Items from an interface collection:
=======
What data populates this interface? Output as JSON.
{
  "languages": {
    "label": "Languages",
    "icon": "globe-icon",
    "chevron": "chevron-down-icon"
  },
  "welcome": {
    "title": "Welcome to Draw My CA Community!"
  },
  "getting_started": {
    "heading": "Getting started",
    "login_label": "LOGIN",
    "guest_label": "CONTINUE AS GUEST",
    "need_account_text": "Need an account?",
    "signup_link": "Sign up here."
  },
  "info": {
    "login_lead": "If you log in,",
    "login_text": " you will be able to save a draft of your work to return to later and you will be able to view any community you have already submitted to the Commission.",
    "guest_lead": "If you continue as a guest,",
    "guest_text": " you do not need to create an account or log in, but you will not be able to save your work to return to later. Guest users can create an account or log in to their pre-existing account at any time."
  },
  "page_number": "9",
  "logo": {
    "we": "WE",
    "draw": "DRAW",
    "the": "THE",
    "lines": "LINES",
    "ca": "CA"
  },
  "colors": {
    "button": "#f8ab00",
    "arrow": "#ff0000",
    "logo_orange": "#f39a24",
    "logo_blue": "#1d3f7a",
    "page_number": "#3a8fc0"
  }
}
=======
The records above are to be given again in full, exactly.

### Result of the task
What data populates this interface? Output as JSON.
{
  "languages": {
    "label": "Languages",
    "icon": "globe-icon",
    "chevron": "chevron-down-icon"
  },
  "welcome": {
    "title": "Welcome to Draw My CA Community!"
  },
  "getting_started": {
    "heading": "Getting started",
    "login_label": "LOGIN",
    "guest_label": "CONTINUE AS GUEST",
    "need_account_text": "Need an account?",
    "signup_link": "Sign up here."
  },
  "info": {
    "login_lead": "If you log in,",
    "login_text": " you will be able to save a draft of your work to return to later and you will be able to view any community you have already submitted to the Commission.",
    "guest_lead": "If you continue as a guest,",
    "guest_text": " you do not need to create an account or log in, but you will not be able to save your work to return to later. Guest users can create an account or log in to their pre-existing account at any time."
  },
  "page_number": "9",
  "logo": {
    "we": "WE",
    "draw": "DRAW",
    "the": "THE",
    "lines": "LINES",
    "ca": "CA"
  },
  "colors": {
    "button": "#f8ab00",
    "arrow": "#ff0000",
    "logo_orange": "#f39a24",
    "logo_blue": "#1d3f7a",
    "page_number": "#3a8fc0"
  }
}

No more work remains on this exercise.